  • It’s all broadcast live and there’s a mess of it: This weekend’s games in the South and Northeast regions start at 9:00 AM on Saturday and will finish at almost midnight. Then, on Sunday, another eight games will start mid-morning and close up shop in mid-evening. That’s 24 games in about a 24-hour window, packing a monster load of interesting hoops into a limited aperture with the great benefit of actually being able to follow all the games without needing a half-dozen screens like during the opening weekend of the NCAA Tournament. And this all happens again next weekend when the West and Midwest regions tip off. Brain-scrambling hoops happening all over the place with, at least, some reason to watch — “That guys not dead?!” “DUNKED ON HIS HEAD!” “Josh Boone still looks like an idiot!” — every single match.
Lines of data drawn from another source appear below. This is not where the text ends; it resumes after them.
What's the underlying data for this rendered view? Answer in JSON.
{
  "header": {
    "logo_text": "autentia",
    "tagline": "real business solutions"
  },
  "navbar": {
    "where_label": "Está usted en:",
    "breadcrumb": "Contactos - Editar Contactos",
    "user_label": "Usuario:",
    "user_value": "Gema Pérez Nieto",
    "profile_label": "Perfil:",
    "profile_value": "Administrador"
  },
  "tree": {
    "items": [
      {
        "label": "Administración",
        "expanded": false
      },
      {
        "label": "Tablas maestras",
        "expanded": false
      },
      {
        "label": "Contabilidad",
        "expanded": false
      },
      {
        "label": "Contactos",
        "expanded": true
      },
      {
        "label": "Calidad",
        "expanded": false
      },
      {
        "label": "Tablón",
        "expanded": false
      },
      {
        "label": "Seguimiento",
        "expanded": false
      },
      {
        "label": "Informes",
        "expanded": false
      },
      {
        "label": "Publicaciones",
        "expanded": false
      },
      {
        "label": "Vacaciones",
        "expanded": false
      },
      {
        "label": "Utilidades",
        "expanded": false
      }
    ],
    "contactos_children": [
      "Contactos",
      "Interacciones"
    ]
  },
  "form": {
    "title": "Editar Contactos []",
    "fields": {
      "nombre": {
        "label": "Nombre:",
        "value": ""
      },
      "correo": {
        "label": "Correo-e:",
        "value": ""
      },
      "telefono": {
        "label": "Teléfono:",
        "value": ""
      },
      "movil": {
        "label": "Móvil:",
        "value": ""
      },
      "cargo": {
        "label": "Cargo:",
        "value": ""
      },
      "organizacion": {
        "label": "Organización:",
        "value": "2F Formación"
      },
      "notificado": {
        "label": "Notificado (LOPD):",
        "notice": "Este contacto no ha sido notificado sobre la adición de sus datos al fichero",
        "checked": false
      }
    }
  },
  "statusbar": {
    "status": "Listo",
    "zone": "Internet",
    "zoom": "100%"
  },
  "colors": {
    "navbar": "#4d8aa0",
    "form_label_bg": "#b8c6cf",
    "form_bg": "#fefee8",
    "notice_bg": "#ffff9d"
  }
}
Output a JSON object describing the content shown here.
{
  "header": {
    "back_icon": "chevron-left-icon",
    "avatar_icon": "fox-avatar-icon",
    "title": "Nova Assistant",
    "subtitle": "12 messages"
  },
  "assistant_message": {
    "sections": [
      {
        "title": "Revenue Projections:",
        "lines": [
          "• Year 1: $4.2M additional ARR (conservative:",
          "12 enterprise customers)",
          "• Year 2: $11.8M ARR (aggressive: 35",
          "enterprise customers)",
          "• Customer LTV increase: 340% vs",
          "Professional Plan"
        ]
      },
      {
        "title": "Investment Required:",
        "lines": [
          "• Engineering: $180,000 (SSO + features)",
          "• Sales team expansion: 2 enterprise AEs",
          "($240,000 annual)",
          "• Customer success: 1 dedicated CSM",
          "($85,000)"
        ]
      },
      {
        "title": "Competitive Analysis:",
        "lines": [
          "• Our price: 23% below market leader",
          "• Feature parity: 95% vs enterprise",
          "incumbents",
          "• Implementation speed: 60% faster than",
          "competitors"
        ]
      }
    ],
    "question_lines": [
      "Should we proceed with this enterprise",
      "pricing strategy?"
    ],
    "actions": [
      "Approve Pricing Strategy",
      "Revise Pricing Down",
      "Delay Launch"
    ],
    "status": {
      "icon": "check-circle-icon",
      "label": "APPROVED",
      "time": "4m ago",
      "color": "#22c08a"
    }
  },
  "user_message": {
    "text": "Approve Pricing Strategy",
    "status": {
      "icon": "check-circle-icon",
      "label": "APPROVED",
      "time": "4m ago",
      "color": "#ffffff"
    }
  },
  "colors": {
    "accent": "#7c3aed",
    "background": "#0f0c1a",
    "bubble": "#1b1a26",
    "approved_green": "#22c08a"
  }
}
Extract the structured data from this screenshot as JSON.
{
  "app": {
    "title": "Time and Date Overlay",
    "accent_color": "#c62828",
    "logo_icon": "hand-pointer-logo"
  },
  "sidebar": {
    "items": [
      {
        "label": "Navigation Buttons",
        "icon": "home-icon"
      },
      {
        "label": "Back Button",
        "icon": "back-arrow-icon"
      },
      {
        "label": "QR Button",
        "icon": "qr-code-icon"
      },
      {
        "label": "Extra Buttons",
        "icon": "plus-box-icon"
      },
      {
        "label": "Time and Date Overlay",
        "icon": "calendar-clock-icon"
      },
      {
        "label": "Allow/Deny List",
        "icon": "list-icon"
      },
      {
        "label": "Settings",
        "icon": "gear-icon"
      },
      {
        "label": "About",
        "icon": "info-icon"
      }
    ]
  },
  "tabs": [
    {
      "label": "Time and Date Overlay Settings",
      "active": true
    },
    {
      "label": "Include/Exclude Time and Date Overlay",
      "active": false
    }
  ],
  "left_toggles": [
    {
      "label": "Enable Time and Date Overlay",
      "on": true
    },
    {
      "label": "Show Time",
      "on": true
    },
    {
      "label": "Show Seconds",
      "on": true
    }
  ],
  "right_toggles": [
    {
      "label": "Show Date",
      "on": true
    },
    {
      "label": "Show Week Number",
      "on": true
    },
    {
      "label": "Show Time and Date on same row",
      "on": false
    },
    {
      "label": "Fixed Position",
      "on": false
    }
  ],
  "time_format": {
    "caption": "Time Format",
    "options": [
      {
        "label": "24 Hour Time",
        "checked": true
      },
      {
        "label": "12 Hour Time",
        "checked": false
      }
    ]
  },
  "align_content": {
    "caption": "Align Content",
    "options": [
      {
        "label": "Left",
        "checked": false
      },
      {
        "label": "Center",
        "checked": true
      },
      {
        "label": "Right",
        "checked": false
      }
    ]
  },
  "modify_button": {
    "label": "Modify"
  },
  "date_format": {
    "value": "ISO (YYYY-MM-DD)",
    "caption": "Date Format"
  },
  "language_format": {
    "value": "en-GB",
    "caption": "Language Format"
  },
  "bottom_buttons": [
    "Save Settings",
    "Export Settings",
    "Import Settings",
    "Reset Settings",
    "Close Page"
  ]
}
These are the same reasons that you dedicate so much wasted time to college sports; TBT has all of these features and is giving it to you for free if you are willing to do the absolute minimum in return.
  • No Georgetown: Just like the NCAA’s.
  • The motivating stakes are real: Unlike The Big3, which is an unmitigated mess that Ice Cube should shelve and instead reboot as a playground tournament with true city players, and the NBA Summer League, an organized audition that has little relevance to the actual results on the scoreboard, TBT has actual team stakes — win and you inch closer to a $2 million pot of gold. The play in TBT, while shaky in spots either due to talent deficiencies or unformed chemistry, is always hard and the hustle is true. Nobody’s going to get a contract playing in TBT, but there is a chance to win some green, and that promotes combustion. Taking a share of $2 million isn’t life-changing money, but it is enough to fuel competition for the full time on the clock. Games get heated, and with many of these matchups loaded with old rivalries, the potential for explosive situations to occur is real.

TBT is almost a perfect blend of what you need to pilot through the interminable heat of the summer. It’s all there for consumption, and the guiding principle of the whole thing — compressed fun over a handful of weekends — is never seemingly lost. It’s outsized and mangeable, it’s unironic when it could easily fall into such trappings, it’s fresh while also being comfortably worn. It’s exactly what you want even if you think that you want — or deserve — something else. This is the catapult that delivers rainbow bombs and saves us from boredom.